EU chief executive Jean-Claude Juncker called European lawmakers "ridiculous" on Tuesday for failing to turn up to an address by Malta's prime minister, saying they should show more respect for smaller members of the bloc.
Juncker, himself from the small Grand Duchy of Luxembourg, was visibly annoyed as he watched the proceedings in the near empty parliamentary chamber in Strasbourg.
After Juncker thanked the few dozens of the 700-plus legislators in the huge atrium for showing up, he insisted that "parliament is not serious" for failing to show up in large numbers for the keynote debate of the day.
"The fact that there's about 30 members of parliament present in this debate only really illustrates the fact that parliament is not serious," he said. "The European Parliament is ridiculous, very ridiculous."
EU Parliament President Antonio Tajani chided Juncker and asked for "a more respectful attitude." Tajani added: "The Commission does not control the parliament. It is the parliament that should be controlling the Commission."
To which Juncker retorted: "There are only a few members in the parliament to control the Commission. You are ridiculous."
The exchange at the legislature in Strasbourg, France, was even more amazing since Juncker and Tajani belong to the same EPP Christian Democratic group.
Though the European parliament has increased its clout over the past years after earning a bigger say in a host of issues, it is often still perceived as an easy job for politicians without a big national portfolio and veterans seeking a leisurely way to retirement.
The views of the parliament bore out Juncker's assertion with row after row of empty seats.

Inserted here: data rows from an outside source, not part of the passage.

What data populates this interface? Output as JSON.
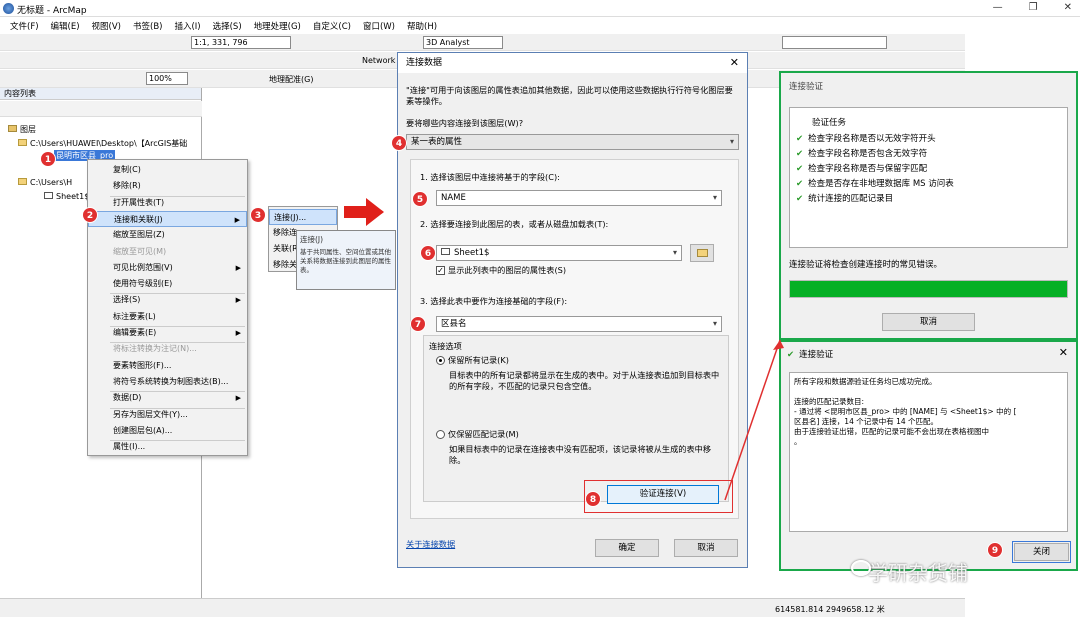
{
  "app": {
    "title": "无标题 - ArcMap"
  },
  "menu": [
    "文件(F)",
    "编辑(E)",
    "视图(V)",
    "书签(B)",
    "插入(I)",
    "选择(S)",
    "地理处理(G)",
    "自定义(C)",
    "窗口(W)",
    "帮助(H)"
  ],
  "toolbar": {
    "scale": "1:1, 331, 796",
    "analyst": "3D Analyst",
    "network": "Network",
    "zoom": "100%",
    "georef": "地理配准(G)"
  },
  "toc": {
    "title": "内容列表",
    "layers_label": "图层",
    "path1": "C:\\Users\\HUAWEI\\Desktop\\【ArcGIS基础",
    "layer_name": "昆明市区县_pro",
    "path2": "C:\\Users\\H",
    "table_name": "Sheet1$"
  },
  "context_menu": {
    "items": [
      "复制(C)",
      "移除(R)",
      "打开属性表(T)",
      "连接和关联(J)",
      "缩放至图层(Z)",
      "缩放至可见(M)",
      "可见比例范围(V)",
      "使用符号级别(E)",
      "选择(S)",
      "标注要素(L)",
      "编辑要素(E)",
      "将标注转换为注记(N)...",
      "要素转图形(F)...",
      "将符号系统转换为制图表达(B)...",
      "数据(D)",
      "另存为图层文件(Y)...",
      "创建图层包(A)...",
      "属性(I)..."
    ],
    "submenu": [
      "连接(J)...",
      "移除连",
      "关联(R",
      "移除关"
    ],
    "tooltip_title": "连接(J)",
    "tooltip_body": "基于共同属性、空间位置或其他关系将数据连接到此图层的属性表。"
  },
  "badges": [
    "1",
    "2",
    "3",
    "4",
    "5",
    "6",
    "7",
    "8",
    "9"
  ],
  "dialog": {
    "title": "连接数据",
    "intro": "\"连接\"可用于向该图层的属性表追加其他数据，因此可以使用这些数据执行行符号化图层要素等操作。",
    "q": "要将哪些内容连接到该图层(W)?",
    "mode": "某一表的属性",
    "step1": "1. 选择该图层中连接将基于的字段(C):",
    "field1": "NAME",
    "step2": "2. 选择要连接到此图层的表，或者从磁盘加载表(T):",
    "table": "Sheet1$",
    "showattr": "显示此列表中的图层的属性表(S)",
    "step3": "3. 选择此表中要作为连接基础的字段(F):",
    "field3": "区县名",
    "opts": "连接选项",
    "keepall": "保留所有记录(K)",
    "keepall_desc": "目标表中的所有记录都将显示在生成的表中。对于从连接表追加到目标表中的所有字段，不匹配的记录只包含空值。",
    "keepmatch": "仅保留匹配记录(M)",
    "keepmatch_desc": "如果目标表中的记录在连接表中没有匹配项，该记录将被从生成的表中移除。",
    "validate": "验证连接(V)",
    "about": "关于连接数据",
    "ok": "确定",
    "cancel": "取消"
  },
  "validation1": {
    "title": "连接验证",
    "header": "验证任务",
    "tasks": [
      "检查字段名称是否以无效字符开头",
      "检查字段名称是否包含无效字符",
      "检查字段名称是否与保留字匹配",
      "检查是否存在非地理数据库 MS 访问表",
      "统计连接的匹配记录目"
    ],
    "status": "连接验证将检查创建连接时的常见错误。",
    "cancel": "取消"
  },
  "validation2": {
    "title": "连接验证",
    "lines": [
      "所有字段和数据源验证任务均已成功完成。",
      "",
      "连接的匹配记录数目:",
      "- 通过将 <昆明市区县_pro> 中的 [NAME] 与 <Sheet1$> 中的 [",
      "区县名] 连接，14 个记录中有 14 个匹配。",
      "由于连接验证出错，匹配的记录可能不会出现在表格视图中",
      "。"
    ],
    "close": "关闭"
  },
  "statusbar": {
    "coords": "614581.814  2949658.12 米"
  },
  "watermark": "学研杂货铺",
  "colors": {
    "accent": "#e03030",
    "green": "#1aa84a",
    "highlight": "#3a78d8"
  }
}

Philippe Lamberts of the Greens group, one of the few to show up, was seen applauding the rebuke of Juncker.
The session centered on the Maltese presidency of the EU which ended on July 1, and Prime Minister Joseph Muscat was attending the plenary.
Juncker said Malta, the EU's smallest country that had just completed a stint running the bloc's presidency, deserved better.
"If Mr. Muscat was Mrs Merkel, difficult as that is to imagine, or Mr Macron ... we would have a full house," Juncker said, referring to the leaders of Germany and France.
Muscat, who smiled during the exchanges, gave parliament a briefing on his country's presidency, focused on the challenges of migration and called Brexit a "disastrous creature which all of us should have seen coming but none of us acted to stop".
Slightly more than 400,000 people live on Malta, putting it just behind Luxembourg whose population comes in over the half-million mark.